Owing to the competitive nature of the pharmaceutical industry, researchers involved in lead compound generation are under continued pressure to identify and develop promising programmes of research in order to secure intellectual property.
The potential of a compound for therapeutic development depends not only on structural complexity, but also on the identification of synthetic strategies that will enable the compound to be prepared on the desired scale.
One approach that is of present interest to the pharmaceutical industry is the use of continuous flow reactors, with the flexible nature of the technology being particularly attractive as it bridges the changes in scale required between the initial identification of a target compound and its subsequent production.
Based on these factors, a significant programme of research is presently underway into the development of flow reactors as tools for the synthetic chemist, with the transfer of many classes of reaction successfully reported to date.

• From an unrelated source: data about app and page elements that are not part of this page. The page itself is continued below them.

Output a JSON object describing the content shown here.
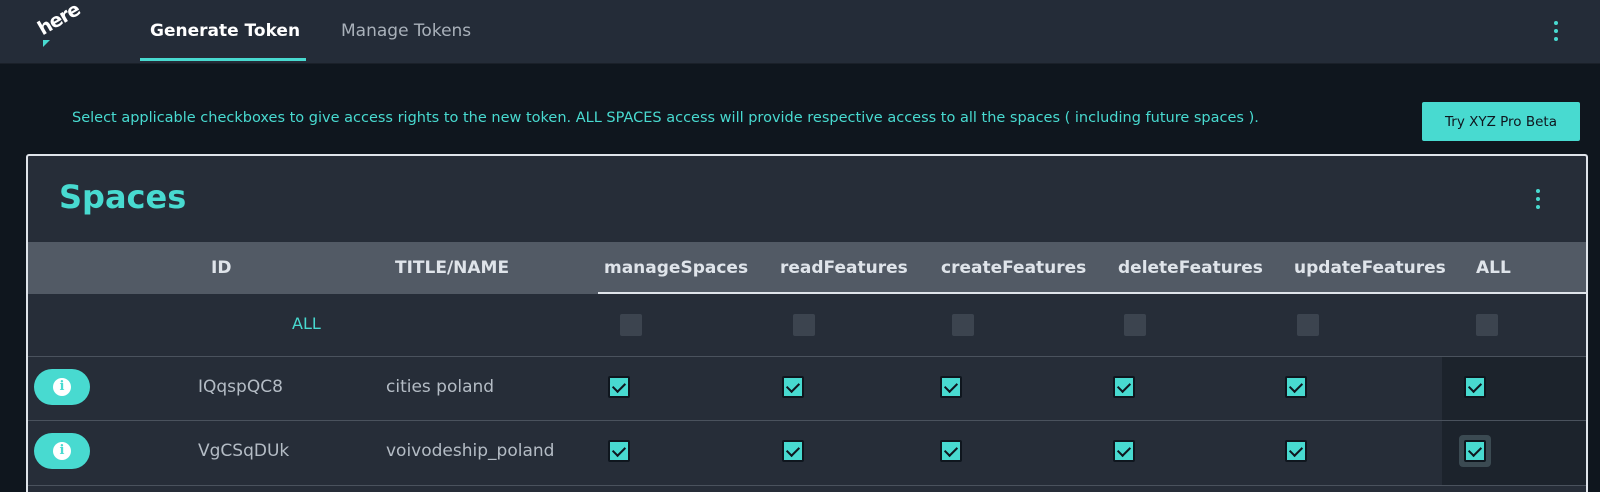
{
  "header": {
    "logo_text": "here",
    "tabs": [
      {
        "label": "Generate Token",
        "active": true
      },
      {
        "label": "Manage Tokens",
        "active": false
      }
    ],
    "menu_icon": "kebab-menu-icon"
  },
  "info": {
    "message": "Select applicable checkboxes to give access rights to the new token. ALL SPACES access will provide respective access to all the spaces ( including future spaces ).",
    "pro_button_label": "Try XYZ Pro Beta"
  },
  "spaces": {
    "title": "Spaces",
    "menu_icon": "kebab-menu-icon",
    "columns": [
      "ID",
      "TITLE/NAME",
      "manageSpaces",
      "readFeatures",
      "createFeatures",
      "deleteFeatures",
      "updateFeatures",
      "ALL"
    ],
    "all_row": {
      "label": "ALL",
      "checks": [
        false,
        false,
        false,
        false,
        false,
        false
      ]
    },
    "rows": [
      {
        "id": "IQqspQC8",
        "title": "cities poland",
        "checks": [
          true,
          true,
          true,
          true,
          true,
          true
        ]
      },
      {
        "id": "VgCSqDUk",
        "title": "voivodeship_poland",
        "checks": [
          true,
          true,
          true,
          true,
          true,
          true
        ]
      }
    ]
  },
  "colors": {
    "accent": "#48dad0",
    "background": "#0f161e",
    "topbar": "#242c38",
    "card": "#262d38",
    "table_header": "#525a65"
  }
}
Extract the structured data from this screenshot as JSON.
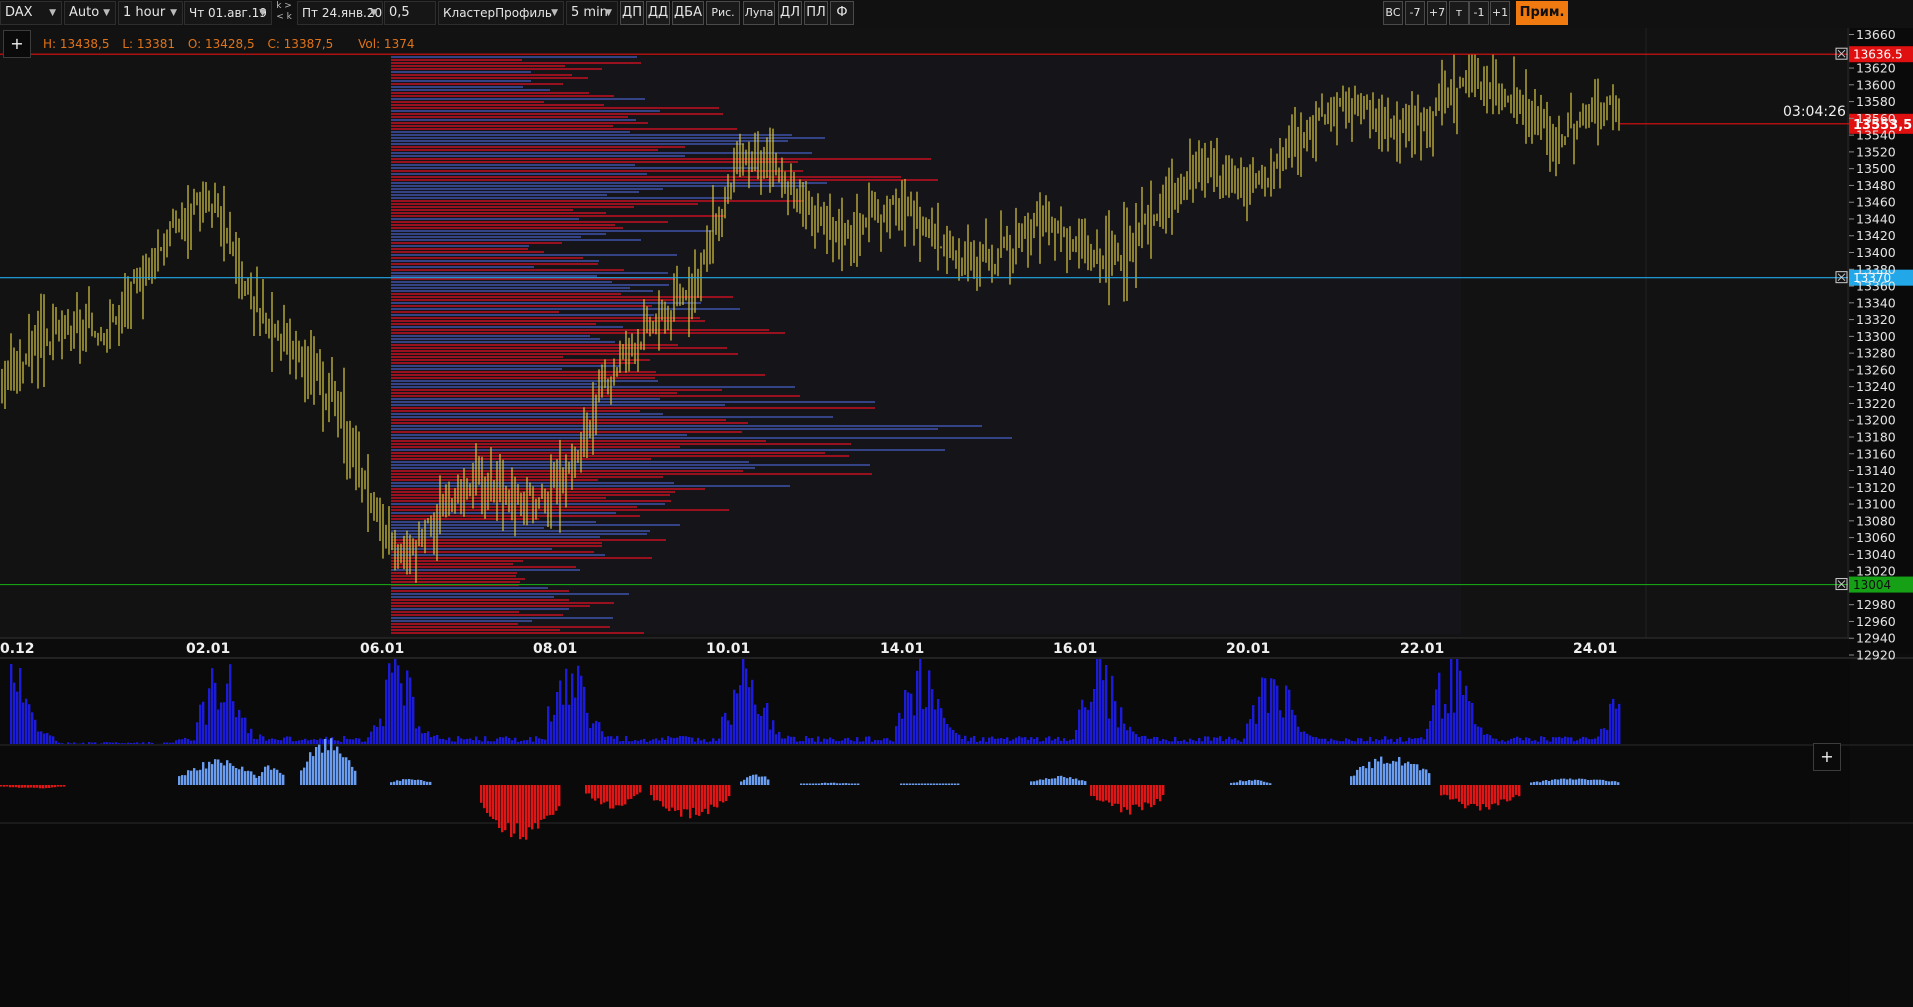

This article focuses on the application of continuous flow methodology to drug discovery and the subsequent production of pharmaceuticals.